I turned to the man that ran the internet cafe. Faked some sort of panic. This card did say it was corrupted, that there was a virus. There were only four pictures on it, all of them featuring the same mangy goat, by a beach somewhere, probably Pakistan.

“But, there should be more, all of my trip across Iran, and here, and…”

He refused to help. The soldiers laughed, and let me go. I had no information that would be of concern to anyone. I felt a sick sense of triumph in that moment, but it did not last.

I packed my bike. I didn’t even leave a note at the homestay.  I left.  Rode to the border, and crossed it. Kept on riding. Scared. I was on my way to Cappadocia. Ephesus. Olympos, to drink in a tree house beach-side bar with the unenlightened masses. Just another tourist. Where tourists were supposed to be.

I didn’t go out to look at the ruins, didn’t leave the hotel in Doğubeyazıt. Just called and cancelled my credit card, locked the door, and lay down on the bed, and cried. I forgot the loaf of bread in the soldier’s van. I did not care. I just wanted, for the first time in years, to go home.  Be a millwright just like my Dad. Just like his Dad. We could drink at the Rodmay, all three of us, and talk about making paper, and trucks, and boats, and our kids, and that would be okay.

I remember meeting a man close to my age, twenty-two or twenty-three, at a bus stop in Leh a year earlier. We made fun of an older couple, wealthy, in their forties, as they tried to get their huge wheeled suitcases into a taxi.  We would never be like that, we decided. Even when we were old. We would still ride our bikes, with our ragged backpacks, would still take public transit, covered in people, chickens, fabric samples for sale, dirt and sweat.  We would never become tourists.

That Turkish hotel wasn’t really the moment I became an adult. I know that, now.  Because I know that this adventure really will stop in Prince George. I will get into that apprenticeship, get the job, get an address, and buy a truck. I will start saving money, so I can someday own a cafe, or a hostel, where people like me, the way I used to be, can hang out and sell their work, meet other travellers, live cheaply. Because as much as I would love to be on the road forever, there comes a point when people stop giving you a chance, a hand with your flat tire, a new job opportunity, and start to give you a ride out of town.

There comes a point when the villagers look at your greying hair as you ride by, see that you are a woman all alone, and feel pity, instead of admiration. When your solitude, your blessed freedom, looks more like cursed loneliness. When they stop inviting you in for tea.

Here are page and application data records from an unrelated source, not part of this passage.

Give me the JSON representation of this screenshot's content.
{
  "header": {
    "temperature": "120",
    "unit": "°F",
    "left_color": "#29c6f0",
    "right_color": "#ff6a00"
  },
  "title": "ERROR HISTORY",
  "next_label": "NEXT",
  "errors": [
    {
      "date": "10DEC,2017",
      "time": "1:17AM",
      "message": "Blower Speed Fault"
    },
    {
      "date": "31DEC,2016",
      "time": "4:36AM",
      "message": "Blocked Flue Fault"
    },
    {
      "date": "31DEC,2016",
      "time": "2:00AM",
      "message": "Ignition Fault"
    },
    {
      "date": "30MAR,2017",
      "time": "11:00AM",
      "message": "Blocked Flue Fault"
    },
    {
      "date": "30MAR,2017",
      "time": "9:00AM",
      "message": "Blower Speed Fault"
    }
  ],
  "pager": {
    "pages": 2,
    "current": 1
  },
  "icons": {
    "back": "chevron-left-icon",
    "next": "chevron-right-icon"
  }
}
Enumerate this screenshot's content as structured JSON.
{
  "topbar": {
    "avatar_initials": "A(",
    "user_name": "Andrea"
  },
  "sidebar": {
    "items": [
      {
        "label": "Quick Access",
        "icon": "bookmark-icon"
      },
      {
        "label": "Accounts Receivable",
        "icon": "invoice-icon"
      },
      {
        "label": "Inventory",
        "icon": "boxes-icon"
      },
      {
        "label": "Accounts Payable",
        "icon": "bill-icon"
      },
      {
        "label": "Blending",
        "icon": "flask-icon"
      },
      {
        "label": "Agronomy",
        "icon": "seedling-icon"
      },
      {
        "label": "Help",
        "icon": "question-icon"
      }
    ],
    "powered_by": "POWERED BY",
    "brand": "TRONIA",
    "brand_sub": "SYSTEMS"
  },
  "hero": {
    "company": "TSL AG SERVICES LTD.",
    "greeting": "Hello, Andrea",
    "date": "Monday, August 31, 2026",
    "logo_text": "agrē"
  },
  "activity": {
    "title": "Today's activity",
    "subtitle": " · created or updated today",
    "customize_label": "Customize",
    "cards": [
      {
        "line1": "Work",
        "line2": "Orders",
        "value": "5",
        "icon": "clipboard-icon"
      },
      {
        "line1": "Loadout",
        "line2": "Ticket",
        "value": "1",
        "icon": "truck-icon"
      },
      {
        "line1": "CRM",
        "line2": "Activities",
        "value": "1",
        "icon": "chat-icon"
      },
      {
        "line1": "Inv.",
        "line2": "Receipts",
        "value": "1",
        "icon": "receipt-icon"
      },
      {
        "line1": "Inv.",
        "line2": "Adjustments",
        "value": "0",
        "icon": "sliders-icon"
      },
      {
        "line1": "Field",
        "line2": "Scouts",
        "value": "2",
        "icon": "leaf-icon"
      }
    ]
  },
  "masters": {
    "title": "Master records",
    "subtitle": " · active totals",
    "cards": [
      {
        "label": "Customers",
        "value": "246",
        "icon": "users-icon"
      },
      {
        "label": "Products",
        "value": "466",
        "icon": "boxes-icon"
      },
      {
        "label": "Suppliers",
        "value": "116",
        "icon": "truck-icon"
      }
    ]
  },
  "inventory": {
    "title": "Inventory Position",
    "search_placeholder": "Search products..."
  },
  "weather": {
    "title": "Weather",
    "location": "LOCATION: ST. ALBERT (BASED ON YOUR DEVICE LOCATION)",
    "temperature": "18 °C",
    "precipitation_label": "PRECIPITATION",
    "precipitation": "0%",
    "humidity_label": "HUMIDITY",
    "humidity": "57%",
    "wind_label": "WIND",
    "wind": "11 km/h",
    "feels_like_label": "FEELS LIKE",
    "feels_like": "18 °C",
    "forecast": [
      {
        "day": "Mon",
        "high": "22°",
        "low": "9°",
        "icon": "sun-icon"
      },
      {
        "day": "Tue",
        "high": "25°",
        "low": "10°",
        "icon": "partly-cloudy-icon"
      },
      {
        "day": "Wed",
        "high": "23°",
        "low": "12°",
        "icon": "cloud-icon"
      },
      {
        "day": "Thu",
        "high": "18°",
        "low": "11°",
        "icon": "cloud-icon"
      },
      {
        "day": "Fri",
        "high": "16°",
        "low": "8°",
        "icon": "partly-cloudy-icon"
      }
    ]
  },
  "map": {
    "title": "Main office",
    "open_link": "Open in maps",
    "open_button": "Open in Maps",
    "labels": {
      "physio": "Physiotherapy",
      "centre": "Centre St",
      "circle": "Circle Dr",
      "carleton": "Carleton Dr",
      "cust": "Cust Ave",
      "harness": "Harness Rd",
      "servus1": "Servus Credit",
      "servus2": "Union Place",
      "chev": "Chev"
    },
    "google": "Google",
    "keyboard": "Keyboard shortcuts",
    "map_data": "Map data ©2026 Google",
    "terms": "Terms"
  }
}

There comes a point when the camp cook and resort housekeeping and parks staff and tree planting and WWOOFing opportunities start to dry up, and you find yourself trapped in a lakeside motel on a lonely stretch of the 97, with only birds for company. With not enough to live on, but too much stuff to just walk out of town with.

Allison Peel


Alison Peel creates thoroughly unlikeable characters, and usually kills them off in bizarre and graphic ways.